ACTION ITEM
Going through the entries below, count each line that holds "glyph" and give only the total.

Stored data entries
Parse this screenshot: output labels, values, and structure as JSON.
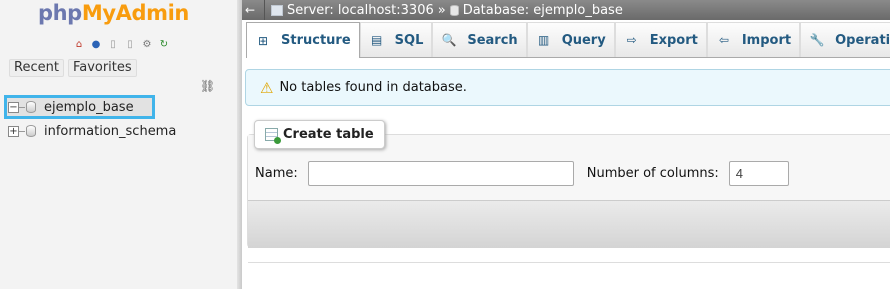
{
  "app": {
    "logo_php": "php",
    "logo_myadmin": "MyAdmin"
  },
  "nav": {
    "icons": [
      "home-icon",
      "info-icon",
      "docs-icon",
      "settings-icon",
      "reload-icon"
    ],
    "recent_label": "Recent",
    "favorites_label": "Favorites",
    "databases": [
      {
        "name": "ejemplo_base",
        "expander": "−",
        "selected": true
      },
      {
        "name": "information_schema",
        "expander": "+",
        "selected": false
      }
    ]
  },
  "breadcrumb": {
    "back": "←",
    "server": "Server: localhost:3306",
    "separator": "»",
    "database": "Database: ejemplo_base"
  },
  "tabs": [
    {
      "label": "Structure",
      "icon": "structure-icon",
      "glyph": "⊞",
      "active": true
    },
    {
      "label": "SQL",
      "icon": "sql-icon",
      "glyph": "▤",
      "active": false
    },
    {
      "label": "Search",
      "icon": "search-icon",
      "glyph": "🔍",
      "active": false
    },
    {
      "label": "Query",
      "icon": "query-icon",
      "glyph": "▥",
      "active": false
    },
    {
      "label": "Export",
      "icon": "export-icon",
      "glyph": "⇨",
      "active": false
    },
    {
      "label": "Import",
      "icon": "import-icon",
      "glyph": "⇦",
      "active": false
    },
    {
      "label": "Operations",
      "icon": "wrench-icon",
      "glyph": "🔧",
      "active": false
    }
  ],
  "notice": {
    "text": "No tables found in database."
  },
  "create_table": {
    "legend": "Create table",
    "name_label": "Name:",
    "name_value": "",
    "columns_label": "Number of columns:",
    "columns_value": "4"
  }
}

SOLUTION
7